Kinsa Smart Ear Thermometer with Wireless Smartphone Connectivity
Kinsa Inc., maker of the Kinsa smartphone-connected thermometer, will soon be making available its new Kinsa Smart Ear Thermometer.
The in-ear device, designed primarily for pediatric use, automatically syncs up with Kinsa’s app to upload readings and track them over time.
The app makes suggestions to see a doctor and potential causes
if the fever lasts long enough or if the temperature crosses certain
thresholds, and does this with the person’s age andadditional
symptoms in mind.
It will also let you know if there arecertain infections known to be going
around in your area.
Interestingly, the sensor tip doesn’t use covers, supposedly being easy enough to clean.
The device can be used without a smartphone, having its own illuminated display that is easy to see even when taking readings at night.
UCSD Mouth Guard Tracks Levels of Uric Acid Without Blood Draws
The saliva holds a lot of chemical cues about the state of the rest of the human body, so researchers at University of California, San Diego are working on sensor technology that can be integrated into mouth guards to track these cues. In the latest issue of Biosensors and Bioelectronics, the researchers are reporting on a sensor that is able to detect uric acid in saliva with precision similar to the standard blood draws.
The sensor has been integrated into a prototype mouth guard that also contains a battery, additional electronics, and a Bluetooth chip for wirelessly transmitting readings to a smartphone or other device.
So far the team tested the sensor with saliva samples from healthy volunteers, as well as a hyperuricemic patient who was further treated with Allopurinol. The new sensor detected normal levels of uric acid in healthy persons, while the saliva of the patient with high uric acid was validated to be so. Moreover, the sensor was able to detect the dropping of uric acid as the Allopurinol took effect.
The researchers will next move to having people actually wear the mouth guard sensor rather than transferring the saliva onto it, as well as expanding the device’s tracking capabilities to include markers like glucose, lactate, and cortisol.
Study in Biosensors and Bioelectronics: Wearable salivary uric acid mouthguard biosensor with integrated wireless electronics…
Source: UC San Diego…
Modular Add-On Brings Polarized Light Microscopy, Malaria Diagnosis to Smartphones
Researchers at Texas A&M University have developed a novel point-of-care device for field-based diagnosis of malaria using a smartphone. The mobile-optical-polarization imaging device (MOPID) attaches to smartphones or tablets and co-opts the camera to detect birefringent hemozoin in histological samples, which is indicative of malarial infection.
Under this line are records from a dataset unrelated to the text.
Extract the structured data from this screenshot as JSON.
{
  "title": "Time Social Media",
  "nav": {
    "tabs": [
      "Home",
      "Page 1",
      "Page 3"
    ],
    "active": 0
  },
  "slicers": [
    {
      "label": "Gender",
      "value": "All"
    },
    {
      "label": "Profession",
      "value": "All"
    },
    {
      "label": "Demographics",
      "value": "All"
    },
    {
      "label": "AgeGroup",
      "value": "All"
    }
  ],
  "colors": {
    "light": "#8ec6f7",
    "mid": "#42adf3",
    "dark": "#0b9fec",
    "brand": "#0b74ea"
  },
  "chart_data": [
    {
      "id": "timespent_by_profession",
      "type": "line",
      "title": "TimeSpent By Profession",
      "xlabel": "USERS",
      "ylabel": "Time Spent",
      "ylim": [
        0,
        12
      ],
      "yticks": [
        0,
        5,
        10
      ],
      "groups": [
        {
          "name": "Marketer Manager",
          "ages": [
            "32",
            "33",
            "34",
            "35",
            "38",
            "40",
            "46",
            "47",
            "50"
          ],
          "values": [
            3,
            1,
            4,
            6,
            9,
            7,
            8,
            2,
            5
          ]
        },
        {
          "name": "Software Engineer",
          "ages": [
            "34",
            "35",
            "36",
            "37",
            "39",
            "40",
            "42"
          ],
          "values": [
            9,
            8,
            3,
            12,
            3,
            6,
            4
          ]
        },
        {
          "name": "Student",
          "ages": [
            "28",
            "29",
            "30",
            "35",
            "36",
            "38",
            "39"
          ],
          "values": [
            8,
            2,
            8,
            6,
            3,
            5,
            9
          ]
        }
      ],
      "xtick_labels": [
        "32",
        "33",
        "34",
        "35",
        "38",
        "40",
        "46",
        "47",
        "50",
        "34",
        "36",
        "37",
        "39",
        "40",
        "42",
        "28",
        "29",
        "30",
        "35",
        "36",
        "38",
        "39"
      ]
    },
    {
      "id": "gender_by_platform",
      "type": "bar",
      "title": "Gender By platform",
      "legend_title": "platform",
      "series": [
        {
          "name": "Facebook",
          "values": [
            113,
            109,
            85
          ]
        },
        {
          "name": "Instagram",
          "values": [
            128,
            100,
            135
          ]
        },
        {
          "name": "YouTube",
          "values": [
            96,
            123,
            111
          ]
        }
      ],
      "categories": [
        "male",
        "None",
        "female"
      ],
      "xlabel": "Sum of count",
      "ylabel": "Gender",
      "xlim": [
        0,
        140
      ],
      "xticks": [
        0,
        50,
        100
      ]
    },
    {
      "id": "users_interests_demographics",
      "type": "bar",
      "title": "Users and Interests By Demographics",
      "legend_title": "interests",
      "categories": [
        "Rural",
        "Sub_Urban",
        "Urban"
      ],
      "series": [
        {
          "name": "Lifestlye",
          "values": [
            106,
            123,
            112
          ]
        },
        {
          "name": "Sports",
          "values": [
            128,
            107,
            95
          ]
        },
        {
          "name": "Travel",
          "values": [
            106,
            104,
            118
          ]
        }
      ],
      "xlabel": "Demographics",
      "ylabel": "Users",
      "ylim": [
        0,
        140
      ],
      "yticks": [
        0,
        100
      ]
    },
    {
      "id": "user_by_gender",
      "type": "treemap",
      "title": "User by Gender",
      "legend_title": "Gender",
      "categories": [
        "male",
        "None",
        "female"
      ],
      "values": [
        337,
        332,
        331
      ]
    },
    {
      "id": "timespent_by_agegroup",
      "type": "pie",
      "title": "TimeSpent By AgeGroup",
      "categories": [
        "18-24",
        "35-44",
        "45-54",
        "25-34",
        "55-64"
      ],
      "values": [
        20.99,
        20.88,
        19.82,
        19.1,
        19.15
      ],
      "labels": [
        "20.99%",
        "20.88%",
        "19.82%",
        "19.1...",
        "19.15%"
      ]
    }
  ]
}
Despite advances in diagnostic approaches and treatment, malaria remains one of the leading sources of disease and death in developing nations. The “gold standard” of detection, evaluation of Giemsa-stained blood smears via bright-field microscopy, often requires skilled technicians and laboratory environments that are few and far between in the regions that are most in need. Even when available for field-testing, white light microscopy tends to report many false positive diagnoses as well. Bench-top polarized light microscopy systems, while more definitive, are large, expensive pieces of equipment that are complex to operate, and to maintain as well.
The MOPID, though, appears to offer a highly-mobile and effective alternative, at a cost that should be palatable in underserved countries. The device in its current form has demonstrated imaging properties that compare favorably with a reference Leica DMLM polarized microscope – a resolution of 1.05 μm, system magnification in the range of 50x, and field of view measuring 0.78 mm x 0.79 mm.
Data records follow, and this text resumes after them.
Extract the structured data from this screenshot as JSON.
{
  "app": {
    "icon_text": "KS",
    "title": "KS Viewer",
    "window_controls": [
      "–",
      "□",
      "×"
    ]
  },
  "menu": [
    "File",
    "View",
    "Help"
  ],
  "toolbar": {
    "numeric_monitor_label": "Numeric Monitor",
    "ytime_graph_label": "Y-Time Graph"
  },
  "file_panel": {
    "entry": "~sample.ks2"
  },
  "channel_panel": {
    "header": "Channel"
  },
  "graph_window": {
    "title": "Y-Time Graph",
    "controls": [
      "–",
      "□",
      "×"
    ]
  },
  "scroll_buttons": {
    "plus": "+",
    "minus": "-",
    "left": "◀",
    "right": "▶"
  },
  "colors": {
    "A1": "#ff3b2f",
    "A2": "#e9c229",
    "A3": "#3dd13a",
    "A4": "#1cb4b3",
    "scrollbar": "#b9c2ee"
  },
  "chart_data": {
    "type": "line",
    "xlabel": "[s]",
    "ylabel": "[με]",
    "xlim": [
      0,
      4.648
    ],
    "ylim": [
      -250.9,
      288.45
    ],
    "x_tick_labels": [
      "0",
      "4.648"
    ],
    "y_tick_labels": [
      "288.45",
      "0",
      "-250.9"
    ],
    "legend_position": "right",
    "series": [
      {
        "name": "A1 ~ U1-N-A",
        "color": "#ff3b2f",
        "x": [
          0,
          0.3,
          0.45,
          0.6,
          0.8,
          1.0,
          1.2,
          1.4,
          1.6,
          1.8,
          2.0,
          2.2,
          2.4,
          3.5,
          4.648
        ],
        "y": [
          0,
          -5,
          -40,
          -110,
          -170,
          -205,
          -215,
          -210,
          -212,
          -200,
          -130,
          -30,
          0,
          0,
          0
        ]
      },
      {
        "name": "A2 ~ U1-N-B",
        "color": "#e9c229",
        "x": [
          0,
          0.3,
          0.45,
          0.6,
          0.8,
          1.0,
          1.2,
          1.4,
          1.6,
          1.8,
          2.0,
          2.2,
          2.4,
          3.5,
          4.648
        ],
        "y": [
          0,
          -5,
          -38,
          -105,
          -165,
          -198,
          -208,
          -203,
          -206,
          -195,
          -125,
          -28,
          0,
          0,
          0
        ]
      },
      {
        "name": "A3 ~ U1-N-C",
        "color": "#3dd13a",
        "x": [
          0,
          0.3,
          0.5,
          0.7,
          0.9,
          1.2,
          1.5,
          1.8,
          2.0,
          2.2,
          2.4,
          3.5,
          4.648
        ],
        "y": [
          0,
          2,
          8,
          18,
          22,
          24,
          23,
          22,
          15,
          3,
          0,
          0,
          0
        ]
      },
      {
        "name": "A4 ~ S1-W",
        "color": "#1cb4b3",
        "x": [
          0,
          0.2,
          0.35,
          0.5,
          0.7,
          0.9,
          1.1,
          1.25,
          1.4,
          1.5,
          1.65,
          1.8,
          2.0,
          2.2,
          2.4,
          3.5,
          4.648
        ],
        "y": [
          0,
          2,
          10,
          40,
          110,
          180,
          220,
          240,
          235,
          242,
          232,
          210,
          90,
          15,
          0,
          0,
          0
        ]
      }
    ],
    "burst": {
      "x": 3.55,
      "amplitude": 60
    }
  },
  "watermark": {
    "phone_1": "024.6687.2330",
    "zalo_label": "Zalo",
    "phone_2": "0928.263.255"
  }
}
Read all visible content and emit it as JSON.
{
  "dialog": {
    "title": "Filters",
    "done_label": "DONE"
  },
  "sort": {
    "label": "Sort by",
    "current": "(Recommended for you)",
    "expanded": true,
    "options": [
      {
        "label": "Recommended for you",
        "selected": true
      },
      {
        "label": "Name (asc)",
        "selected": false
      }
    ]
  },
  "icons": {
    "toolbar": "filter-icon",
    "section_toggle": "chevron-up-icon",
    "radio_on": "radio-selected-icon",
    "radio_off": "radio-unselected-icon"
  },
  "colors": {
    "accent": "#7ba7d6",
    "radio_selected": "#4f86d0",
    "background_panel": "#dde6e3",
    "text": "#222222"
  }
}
Going forward towards release and dissemination of the technology, the group is currently concentrating on preparing units for in vivo field-testing in Rwanda. To do so, they will be taking efforts to lower the physical profile of the device, improve upon human factors engineering and user-interface components, and lower costs. The ultimate vision is for each MOPID diagnostic test to be priced under $1.00 per result, anywhere in the world.